Over the 18th and 19th of February 2011 1,097 members of the goo Research monitor group completed a private internet-based questionnaire. 67.6% of the sample were female, 6.8% in their teens, 21.0% in their twenties, 32.1% in their thirties, 24.0% in their forties, 9.0% in their fifties, and 7.1% aged sixty or older. Note that the score in the results refers to the relative number of votes for each option, not a percentage of the total sample.
The Cabinet Office Japan recently took a look at the international movement of workers, which for this survey was specifically Japanese wanting to work overseas and foreigners coming to Japan.
Between the 15th and 25th of July 2010 3,000 people randomly selected from resident registration information were approached for face-to-face interviews. Of the 3,000, 1,913 people, or 63.8% were available and answered the questions. 54.0% of the sample were female, 8.6% in their twenties, 16.0% in their thirties, 17.8% in their forties, 18.6% in their fifties, 19.8% in their sixties, and 19.2% aged 70 or older. There were a few other demographic questions, but they were sufficiently interesting to be presented in distinct tables below.
I wonder if the last two questions about foreign workers are in any way related to this article from Ampontan, in particular this quote from Naoto Kan, who is Prime Minister at the time of writing, but may not be by the time you read this, in an interview responding to a question on job creation:
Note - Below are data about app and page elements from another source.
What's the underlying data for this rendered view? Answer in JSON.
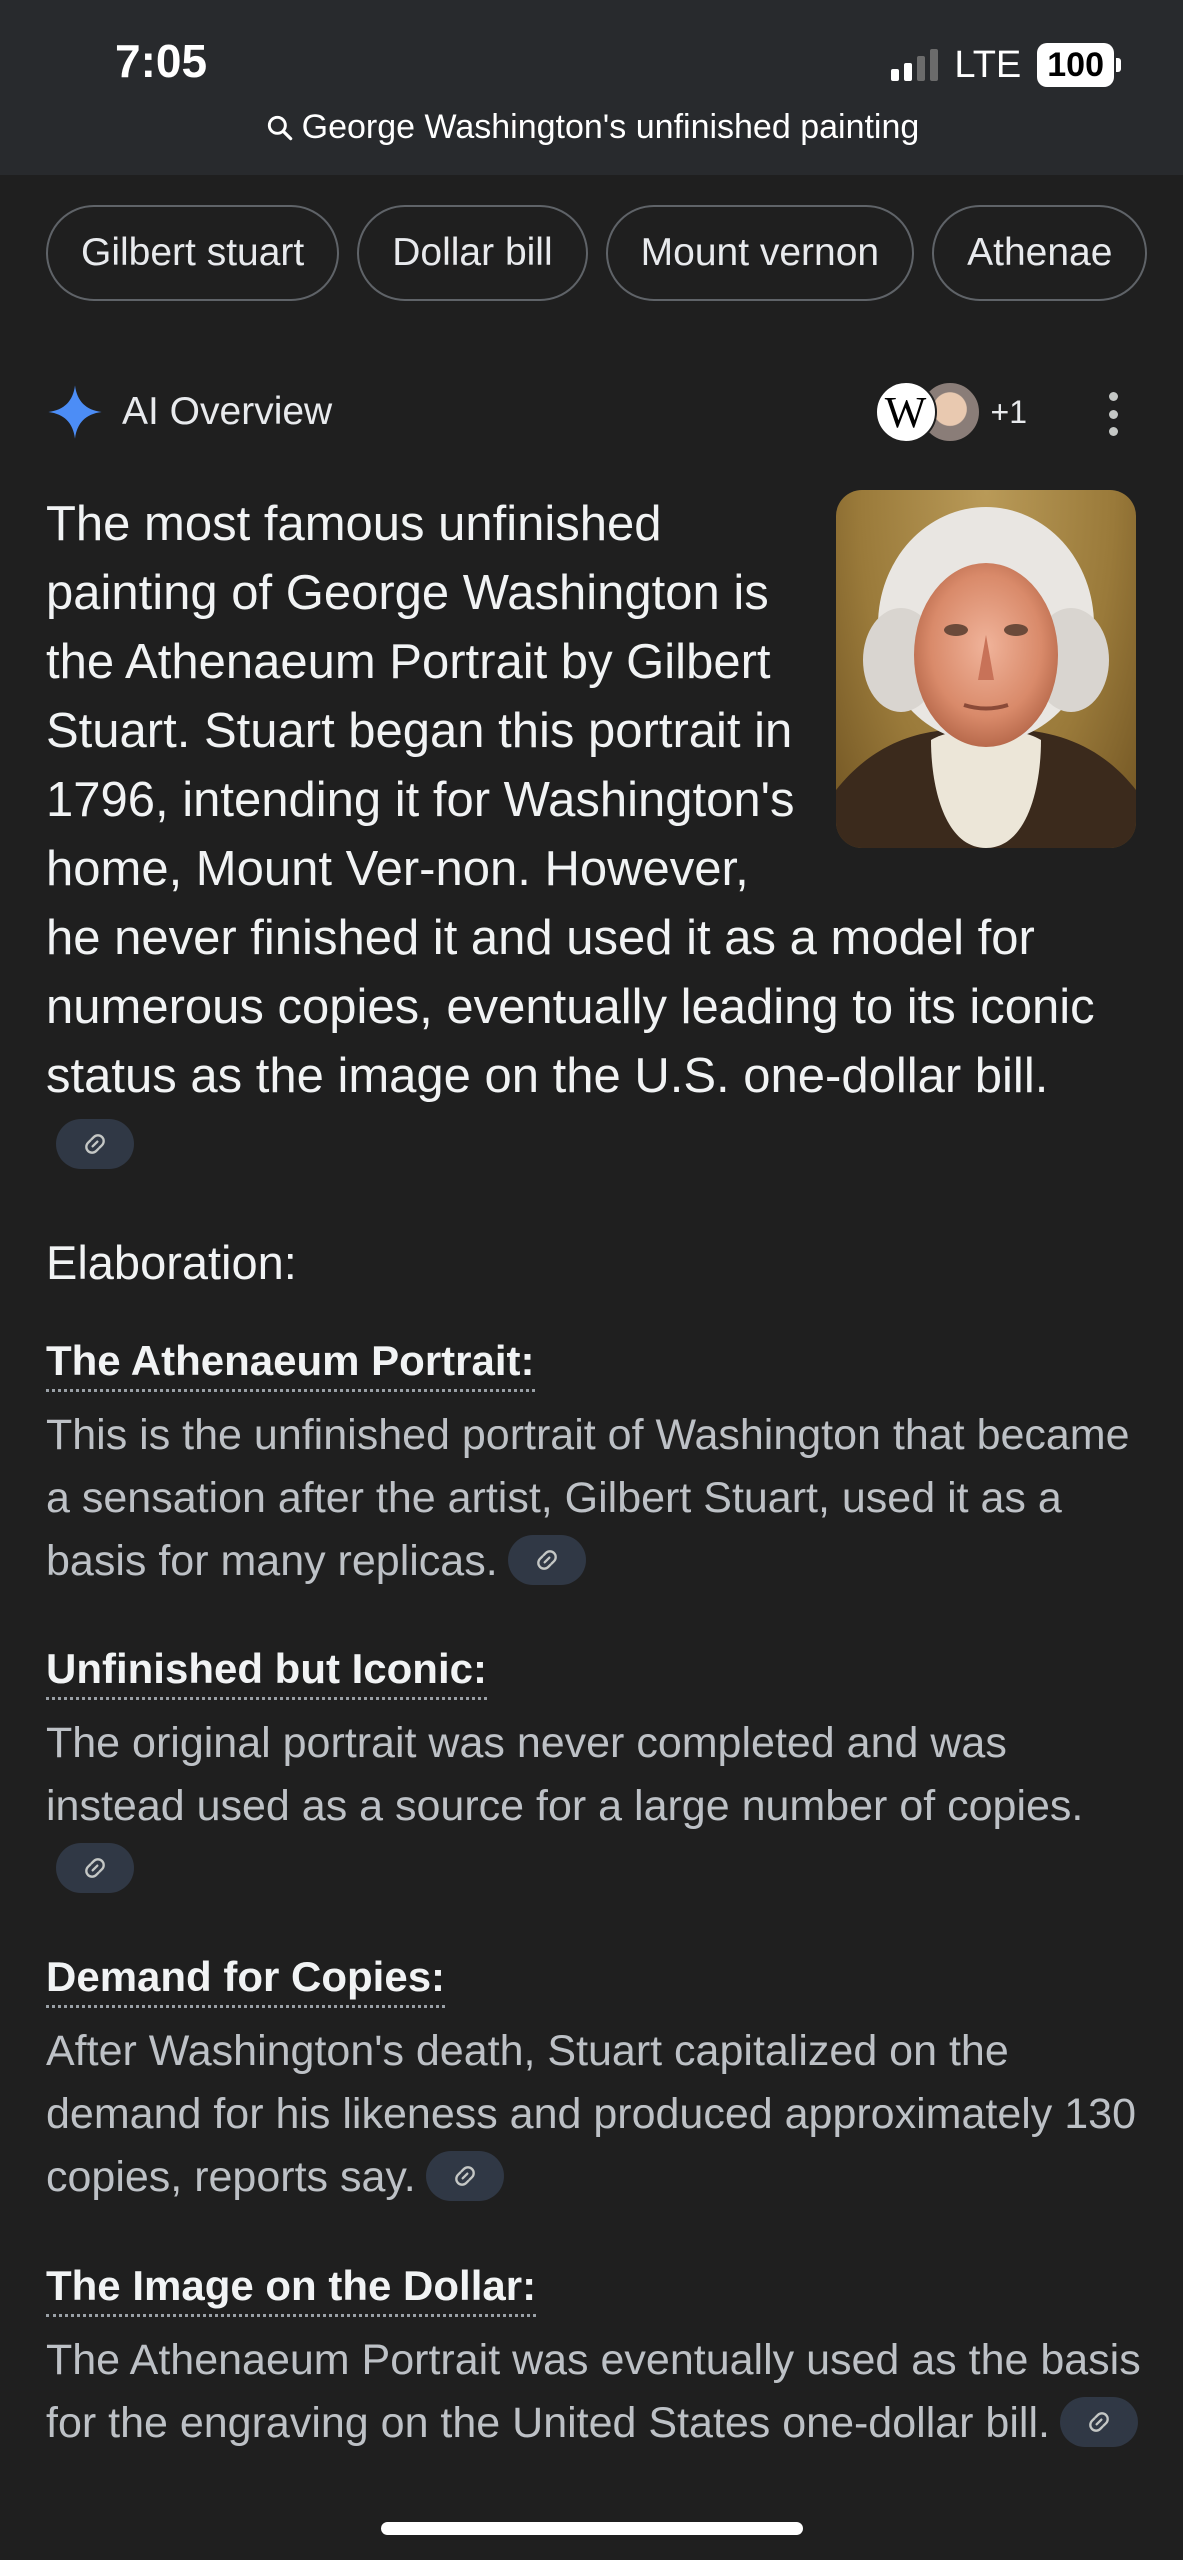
{
  "status_bar": {
    "time": "7:05",
    "network": "LTE",
    "battery": "100"
  },
  "search": {
    "query": "George Washington's unfinished painting"
  },
  "chips": [
    "Gilbert stuart",
    "Dollar bill",
    "Mount vernon",
    "Athenae"
  ],
  "ai_overview": {
    "title": "AI Overview",
    "sources_more": "+1",
    "summary": "The most famous unfinished painting of George Washington is the Athenaeum Portrait by Gilbert Stuart. Stuart began this portrait in 1796, intending it for Washington's home, Mount Ver-non. However, he never finished it and used it as a model for numerous copies, eventually leading to its iconic status as the image on the U.S. one-dollar bill."
  },
  "elaboration": {
    "title": "Elaboration:",
    "items": [
      {
        "heading": "The Athenaeum Portrait:",
        "body": "This is the unfinished portrait of Washington that became a sensation after the artist, Gilbert Stuart, used it as a basis for many replicas."
      },
      {
        "heading": "Unfinished but Iconic:",
        "body": "The original portrait was never completed and was instead used as a source for a large number of copies."
      },
      {
        "heading": "Demand for Copies:",
        "body": "After Washington's death, Stuart capitalized on the demand for his likeness and produced approximately 130 copies, reports say."
      },
      {
        "heading": "The Image on the Dollar:",
        "body": "The Athenaeum Portrait was eventually used as the basis for the engraving on the United States one-dollar bill."
      }
    ]
  },
  "colors": {
    "background": "#1f1f1f",
    "top_bar": "#282a2d",
    "link_chip": "#303845",
    "spark": "#4c8df6"
  }
}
The first is to create hiring by such means as long-term care, for which there is long-term, latent demand, and relaxing the issuance of visas to foreigners.
Between the 23th and 29th of December 2008 709 members of the CLUB BBQ free email forwarding service completed a private internet-based questionnaire. 55.0% of the sample were male, 12.1% in their twenties, 47.5% in their thirties, 30.7% in their forties, 7.6% in their fifties, and 2.0% in their teens or aged sixty or older.
I’d put Osaka higher up the list in Q1, but I’m biased! I’d also put Kanazawa higher, as it’s Kyoto without so many tourists, and I really enjoyed the one time I visited.
Judging by another survey, water-squirting toilets are popular amongst the foreign population, but game arcades and Scissors-Paper-Stone are hardly unique Japanese features. On the other hand, some of the machines in Japanese arcades have to be seen to be believed, so perhaps the first is a good choice! Read the rest of this entry »
Since the time of publication the handout has been expanded to cover all foreign residents of Japan, not just the Permanent Residents. The exact method of determining who is a resident has not been disclosed, bu I suspect it will be anyone with a foreigner’s registration card.
There’s been a lot of speculation about the recently-announced cash handout from the government regarding the applicability of it to foreign residents in Japan, but I’ve not seen anyone blogging about it in English, so here goes with what I have learnt.
According to the Mainichi Shimbun (Japanese edition) on the 7th of November 2008, permanent residents should get the handout too, all 440,000 or so of us, both the special Korean permanent residents and the everyday ones like me.
I predict they’ll be many foreigners moaning about why it doesn’t cover long-term non-permanent residents, or those on spouse visas, etc, but whatever the government decides people will find something to grumble about, of that I can be sure.